Task details:
Look for the string "PARCELASOLICIT" in the data below, and copy each line that holds it.

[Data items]
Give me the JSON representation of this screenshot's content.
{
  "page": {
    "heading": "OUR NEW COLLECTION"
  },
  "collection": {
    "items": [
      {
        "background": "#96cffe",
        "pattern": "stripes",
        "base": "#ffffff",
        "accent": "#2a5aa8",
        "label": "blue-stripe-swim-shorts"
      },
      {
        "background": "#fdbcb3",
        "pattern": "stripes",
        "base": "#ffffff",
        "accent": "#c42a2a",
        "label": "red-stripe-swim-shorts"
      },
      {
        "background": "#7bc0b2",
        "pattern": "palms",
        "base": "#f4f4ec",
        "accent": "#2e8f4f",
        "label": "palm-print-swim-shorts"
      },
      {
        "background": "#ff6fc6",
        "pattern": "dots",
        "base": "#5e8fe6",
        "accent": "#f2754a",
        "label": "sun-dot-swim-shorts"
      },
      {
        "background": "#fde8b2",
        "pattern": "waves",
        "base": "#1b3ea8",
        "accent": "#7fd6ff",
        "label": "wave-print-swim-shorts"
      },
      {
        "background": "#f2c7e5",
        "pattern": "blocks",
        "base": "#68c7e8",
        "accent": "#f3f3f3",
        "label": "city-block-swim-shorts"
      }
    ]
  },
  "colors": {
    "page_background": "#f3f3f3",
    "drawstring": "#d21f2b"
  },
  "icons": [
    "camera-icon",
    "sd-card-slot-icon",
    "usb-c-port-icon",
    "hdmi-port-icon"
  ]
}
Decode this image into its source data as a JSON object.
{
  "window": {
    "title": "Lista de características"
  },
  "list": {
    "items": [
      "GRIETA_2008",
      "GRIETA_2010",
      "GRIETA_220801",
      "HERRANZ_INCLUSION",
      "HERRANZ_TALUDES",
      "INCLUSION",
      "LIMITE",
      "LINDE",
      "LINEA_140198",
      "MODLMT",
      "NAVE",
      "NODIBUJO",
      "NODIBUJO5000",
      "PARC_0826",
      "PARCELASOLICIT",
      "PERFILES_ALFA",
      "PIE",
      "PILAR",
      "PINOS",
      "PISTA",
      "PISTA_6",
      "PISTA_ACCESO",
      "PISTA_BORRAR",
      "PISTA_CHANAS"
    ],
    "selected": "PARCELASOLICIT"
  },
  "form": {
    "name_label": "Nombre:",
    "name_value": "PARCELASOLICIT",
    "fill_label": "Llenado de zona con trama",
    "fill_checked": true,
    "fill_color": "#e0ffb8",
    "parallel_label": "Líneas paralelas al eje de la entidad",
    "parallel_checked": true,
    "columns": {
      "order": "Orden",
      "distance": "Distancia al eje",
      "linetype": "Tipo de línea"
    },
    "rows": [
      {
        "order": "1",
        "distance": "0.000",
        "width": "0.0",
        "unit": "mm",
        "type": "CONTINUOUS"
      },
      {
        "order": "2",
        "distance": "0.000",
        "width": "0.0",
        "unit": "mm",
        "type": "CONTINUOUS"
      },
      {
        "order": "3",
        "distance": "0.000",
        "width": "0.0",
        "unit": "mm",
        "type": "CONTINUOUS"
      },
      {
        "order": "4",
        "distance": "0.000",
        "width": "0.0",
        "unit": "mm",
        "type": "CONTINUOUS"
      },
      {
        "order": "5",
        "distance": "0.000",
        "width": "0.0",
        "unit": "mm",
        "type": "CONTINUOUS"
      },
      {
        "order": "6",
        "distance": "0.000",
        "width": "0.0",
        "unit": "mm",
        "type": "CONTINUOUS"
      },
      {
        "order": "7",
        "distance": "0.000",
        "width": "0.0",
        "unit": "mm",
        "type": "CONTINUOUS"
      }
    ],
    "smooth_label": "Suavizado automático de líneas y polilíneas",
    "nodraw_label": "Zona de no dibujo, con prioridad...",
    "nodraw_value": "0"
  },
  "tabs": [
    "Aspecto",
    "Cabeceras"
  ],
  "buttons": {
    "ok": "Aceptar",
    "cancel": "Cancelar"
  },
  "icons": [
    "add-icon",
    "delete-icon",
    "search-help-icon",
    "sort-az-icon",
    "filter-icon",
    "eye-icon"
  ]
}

Response area:
      "PARCELASOLICIT",
    "selected": "PARCELASOLICIT"
    "name_value": "PARCELASOLICIT",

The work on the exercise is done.